§ What you have to do: Within the listing below, tally the lines where the word "resources" appears, and answer with nothing but the tally.

§ Supplied entries:
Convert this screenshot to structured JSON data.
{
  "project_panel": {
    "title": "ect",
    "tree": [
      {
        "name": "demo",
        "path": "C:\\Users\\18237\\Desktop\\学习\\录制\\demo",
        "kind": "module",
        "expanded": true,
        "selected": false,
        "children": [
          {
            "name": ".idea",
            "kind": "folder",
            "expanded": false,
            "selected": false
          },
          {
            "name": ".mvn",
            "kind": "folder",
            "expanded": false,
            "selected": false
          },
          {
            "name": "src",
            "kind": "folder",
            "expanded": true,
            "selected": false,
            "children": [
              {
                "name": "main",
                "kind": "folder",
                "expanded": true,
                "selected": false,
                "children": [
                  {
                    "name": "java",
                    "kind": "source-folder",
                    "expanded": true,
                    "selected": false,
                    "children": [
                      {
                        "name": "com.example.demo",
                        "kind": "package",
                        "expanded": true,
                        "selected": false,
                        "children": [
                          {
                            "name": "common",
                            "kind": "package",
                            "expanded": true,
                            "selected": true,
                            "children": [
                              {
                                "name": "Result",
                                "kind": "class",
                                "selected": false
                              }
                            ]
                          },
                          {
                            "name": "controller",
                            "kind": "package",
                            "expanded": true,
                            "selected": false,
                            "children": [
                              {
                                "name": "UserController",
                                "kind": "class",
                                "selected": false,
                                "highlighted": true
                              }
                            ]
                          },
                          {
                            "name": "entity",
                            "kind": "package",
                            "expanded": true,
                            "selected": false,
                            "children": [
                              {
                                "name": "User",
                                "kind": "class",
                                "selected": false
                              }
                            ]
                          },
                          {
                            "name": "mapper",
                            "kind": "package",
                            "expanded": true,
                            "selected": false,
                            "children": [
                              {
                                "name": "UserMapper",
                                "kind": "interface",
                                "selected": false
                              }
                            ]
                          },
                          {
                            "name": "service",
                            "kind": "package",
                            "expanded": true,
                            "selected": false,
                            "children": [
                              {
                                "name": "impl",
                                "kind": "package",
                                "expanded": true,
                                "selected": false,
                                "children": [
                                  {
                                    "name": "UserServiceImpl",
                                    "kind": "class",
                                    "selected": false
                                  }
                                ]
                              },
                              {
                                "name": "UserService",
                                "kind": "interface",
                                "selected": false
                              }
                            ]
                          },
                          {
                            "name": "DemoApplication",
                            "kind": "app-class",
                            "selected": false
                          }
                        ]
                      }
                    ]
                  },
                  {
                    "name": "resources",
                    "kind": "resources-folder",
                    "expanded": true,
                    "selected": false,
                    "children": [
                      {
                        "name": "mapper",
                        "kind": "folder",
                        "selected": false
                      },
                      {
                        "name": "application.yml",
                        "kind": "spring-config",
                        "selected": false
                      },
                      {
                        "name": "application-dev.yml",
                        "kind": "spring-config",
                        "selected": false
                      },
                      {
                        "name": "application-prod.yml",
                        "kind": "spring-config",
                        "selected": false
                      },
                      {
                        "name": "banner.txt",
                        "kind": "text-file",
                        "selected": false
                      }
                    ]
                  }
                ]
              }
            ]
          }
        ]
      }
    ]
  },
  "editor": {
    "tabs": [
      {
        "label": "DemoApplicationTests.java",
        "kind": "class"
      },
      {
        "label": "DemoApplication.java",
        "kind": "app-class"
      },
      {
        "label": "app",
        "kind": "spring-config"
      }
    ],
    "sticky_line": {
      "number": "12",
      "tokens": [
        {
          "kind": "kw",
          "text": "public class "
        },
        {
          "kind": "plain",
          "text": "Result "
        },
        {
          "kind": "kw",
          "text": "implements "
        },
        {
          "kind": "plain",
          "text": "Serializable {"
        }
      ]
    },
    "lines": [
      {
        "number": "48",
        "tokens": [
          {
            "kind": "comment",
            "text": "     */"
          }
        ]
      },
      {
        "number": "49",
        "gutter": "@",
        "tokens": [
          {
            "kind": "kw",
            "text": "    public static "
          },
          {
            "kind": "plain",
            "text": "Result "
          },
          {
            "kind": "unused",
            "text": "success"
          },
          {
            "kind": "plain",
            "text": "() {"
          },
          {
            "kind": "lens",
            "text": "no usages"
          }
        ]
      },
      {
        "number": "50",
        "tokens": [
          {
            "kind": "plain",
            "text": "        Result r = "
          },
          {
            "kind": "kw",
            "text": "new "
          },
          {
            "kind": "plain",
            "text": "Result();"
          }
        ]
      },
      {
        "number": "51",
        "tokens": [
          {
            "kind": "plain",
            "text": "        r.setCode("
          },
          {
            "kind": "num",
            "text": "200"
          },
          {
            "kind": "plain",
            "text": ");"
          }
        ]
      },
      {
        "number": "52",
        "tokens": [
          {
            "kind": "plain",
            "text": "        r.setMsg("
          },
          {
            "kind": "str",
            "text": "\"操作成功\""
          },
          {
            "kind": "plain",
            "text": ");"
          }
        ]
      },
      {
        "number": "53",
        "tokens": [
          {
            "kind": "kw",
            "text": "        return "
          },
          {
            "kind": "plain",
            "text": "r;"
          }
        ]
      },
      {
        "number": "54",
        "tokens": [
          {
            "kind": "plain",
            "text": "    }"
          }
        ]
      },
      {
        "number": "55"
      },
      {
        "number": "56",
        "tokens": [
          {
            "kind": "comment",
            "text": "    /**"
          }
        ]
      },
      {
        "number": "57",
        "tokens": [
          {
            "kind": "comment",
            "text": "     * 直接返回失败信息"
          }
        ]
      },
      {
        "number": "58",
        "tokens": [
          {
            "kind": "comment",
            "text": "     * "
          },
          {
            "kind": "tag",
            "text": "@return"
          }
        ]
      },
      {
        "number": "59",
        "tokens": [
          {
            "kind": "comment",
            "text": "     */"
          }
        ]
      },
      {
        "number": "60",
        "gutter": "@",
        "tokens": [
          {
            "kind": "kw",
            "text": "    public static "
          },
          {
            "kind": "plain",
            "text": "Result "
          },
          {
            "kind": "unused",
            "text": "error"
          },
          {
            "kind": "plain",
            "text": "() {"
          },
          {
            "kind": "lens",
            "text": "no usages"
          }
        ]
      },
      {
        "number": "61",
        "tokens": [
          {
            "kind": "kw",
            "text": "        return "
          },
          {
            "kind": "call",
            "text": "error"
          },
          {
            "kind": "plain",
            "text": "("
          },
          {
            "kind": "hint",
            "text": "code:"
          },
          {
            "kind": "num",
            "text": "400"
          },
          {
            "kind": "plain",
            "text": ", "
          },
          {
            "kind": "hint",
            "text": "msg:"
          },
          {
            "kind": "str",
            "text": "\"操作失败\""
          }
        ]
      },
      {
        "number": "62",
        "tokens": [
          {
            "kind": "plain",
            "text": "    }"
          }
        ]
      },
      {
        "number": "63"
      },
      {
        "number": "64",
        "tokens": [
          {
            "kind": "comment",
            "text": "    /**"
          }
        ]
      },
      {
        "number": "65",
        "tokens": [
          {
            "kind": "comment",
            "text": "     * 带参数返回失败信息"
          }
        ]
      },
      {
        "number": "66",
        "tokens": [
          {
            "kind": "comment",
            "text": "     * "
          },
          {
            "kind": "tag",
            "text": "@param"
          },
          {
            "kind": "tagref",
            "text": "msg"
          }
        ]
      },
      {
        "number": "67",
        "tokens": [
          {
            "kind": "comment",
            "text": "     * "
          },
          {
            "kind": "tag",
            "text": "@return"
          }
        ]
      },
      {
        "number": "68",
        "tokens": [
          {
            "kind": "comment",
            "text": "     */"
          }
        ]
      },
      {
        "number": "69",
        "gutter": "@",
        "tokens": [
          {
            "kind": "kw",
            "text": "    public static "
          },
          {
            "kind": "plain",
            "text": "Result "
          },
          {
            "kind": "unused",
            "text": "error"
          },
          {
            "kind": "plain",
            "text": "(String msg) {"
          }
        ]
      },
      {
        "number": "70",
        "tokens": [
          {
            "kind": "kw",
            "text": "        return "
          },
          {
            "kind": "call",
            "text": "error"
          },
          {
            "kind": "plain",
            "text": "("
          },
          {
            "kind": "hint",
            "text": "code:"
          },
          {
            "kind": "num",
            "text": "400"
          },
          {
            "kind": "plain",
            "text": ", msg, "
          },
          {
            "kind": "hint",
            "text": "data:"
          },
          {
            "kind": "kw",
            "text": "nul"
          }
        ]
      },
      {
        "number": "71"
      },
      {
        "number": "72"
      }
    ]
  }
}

§ Result for this task: 2